11. The Bowl Cut (1980s-90s)
As a part of his Three Stooges persona, actor and comedian Moe Howard wore the Bowl Cut, a style characterized by short hair on the sides and back, as if someone put a bowl on the head and cut off all the visible hair. In late twentieth century, however, the Bowl Cut resurfaced as a part of rock music’s counterculture originally credited to the Ramones and the Beatles, until the mid-1990s when its popularity faded. Modern actor, Jim Carrey (above) rocked the Bowl Cut for his role in the 1994 film Dumb & Dumber.
12. The Hi-Top Fade (1980s-90s)
A symbol of the Golden Era of urban contemporary and Hip Hop music during the late 1980s and early 90s, the Hi-Top Fade was common among African-American youths, until it fell completely out of style by 1997. The Hi-Top Fade called for cut off or very low sides and very long hair on the top of the head, as seen in the photo (above) of Christopher ‘Kid’ Reid (left) from the popular hip-hop and comedy duo from New York City, Kid ‘n Play.
13. The Buzz Cut (1990s-2000s)
A very short haircut that can make the face look more defined, the classic Buzz Cut was a fashionable unisex hairstyle in the late 20th century made popular by celebrities including Kevin Costner, George Michael, Sinéad O’Connor and Natalie Portman. Armed forces recruits also wore the Buzz Cut upon entering training, originally to prevent the spread of lice and later to provide ease of maintenance, cooling and uniformity. Justin Timberlake (above) is a modern wearer of the Buzz Cut, which has yet to go out of style as a sexy and low-maintenance cut that accommodates all types of hair.
14. The Fauxhawk (2000s)
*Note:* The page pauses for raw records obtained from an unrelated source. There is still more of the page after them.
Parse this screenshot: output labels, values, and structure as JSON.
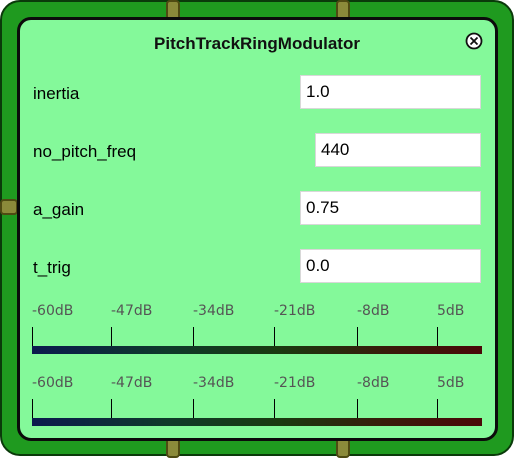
{
  "window": {
    "title": "PitchTrackRingModulator",
    "close_icon": "close-circle-x-icon"
  },
  "params": [
    {
      "label": "inertia",
      "value": "1.0"
    },
    {
      "label": "no_pitch_freq",
      "value": "440"
    },
    {
      "label": "a_gain",
      "value": "0.75"
    },
    {
      "label": "t_trig",
      "value": "0.0"
    }
  ],
  "meters": [
    {
      "labels": [
        "-60dB",
        "-47dB",
        "-34dB",
        "-21dB",
        "-8dB",
        "5dB"
      ]
    },
    {
      "labels": [
        "-60dB",
        "-47dB",
        "-34dB",
        "-21dB",
        "-8dB",
        "5dB"
      ]
    }
  ],
  "colors": {
    "frame_outer": "#1f9a1f",
    "frame_inner": "#84f99a",
    "connector": "#8b8a3a"
  }
}
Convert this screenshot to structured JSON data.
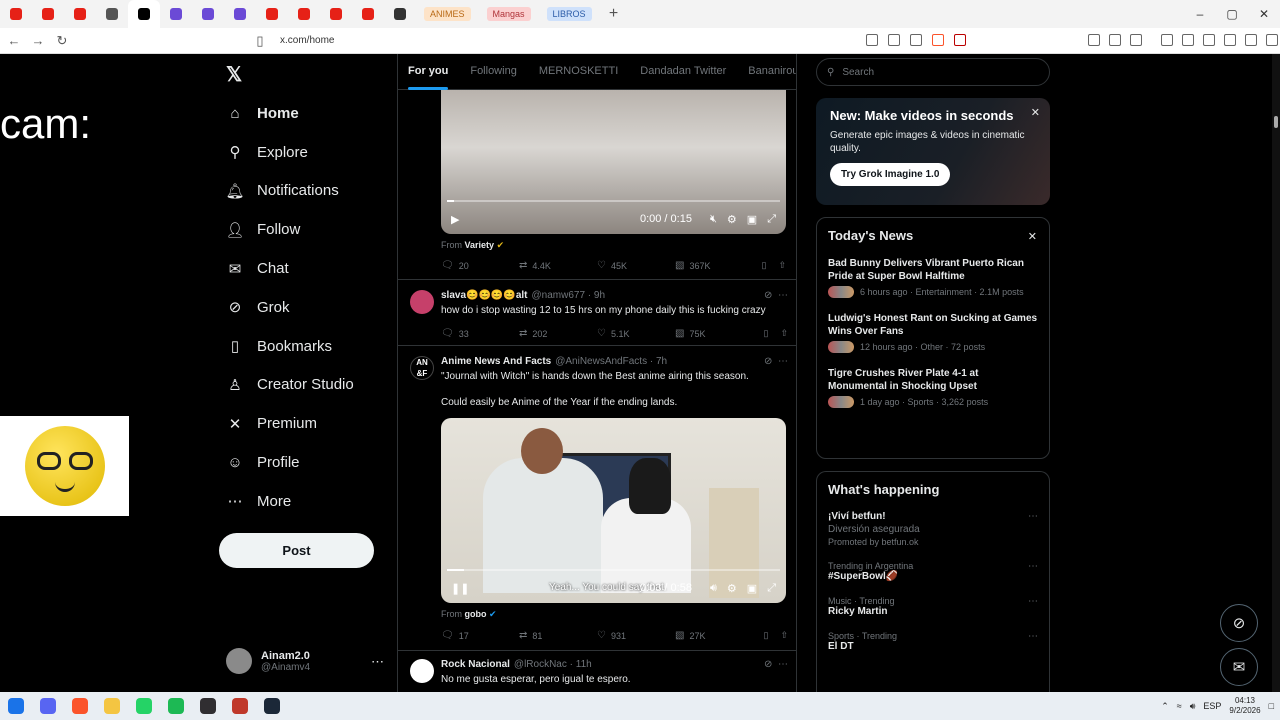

A hairstyle that has transcended to all hair types and genres over the years, the Fauxhawk closely resembles the style of a Mohawk, only without shaving the sides of the head. The Fauxhawk re-emerged in the spotlight of style and fashion in the early 2000s, and some of the more popular modern sports figures and fashion models continue to sport Fauxhawks in various lengths, textures and colors. Actor, Jude Law (above), wears a conservative Fauxhawk complete with shorter sides blended into a longer length on the top of the head.
15. Emo Hairstyle (Today)
The most recent hairstyle trend on our list, the “Emo” cut worn by Justin Bieber (above) has become an icon of fashion among people of all ages across the country. In fact, approximately 6 out of every 10 kids are now requesting the style, informally known as the “Bieber,” with many going as far as to process their wavy or curly hair chemically to achieve the straight, feathery effect worn by the teen pop star.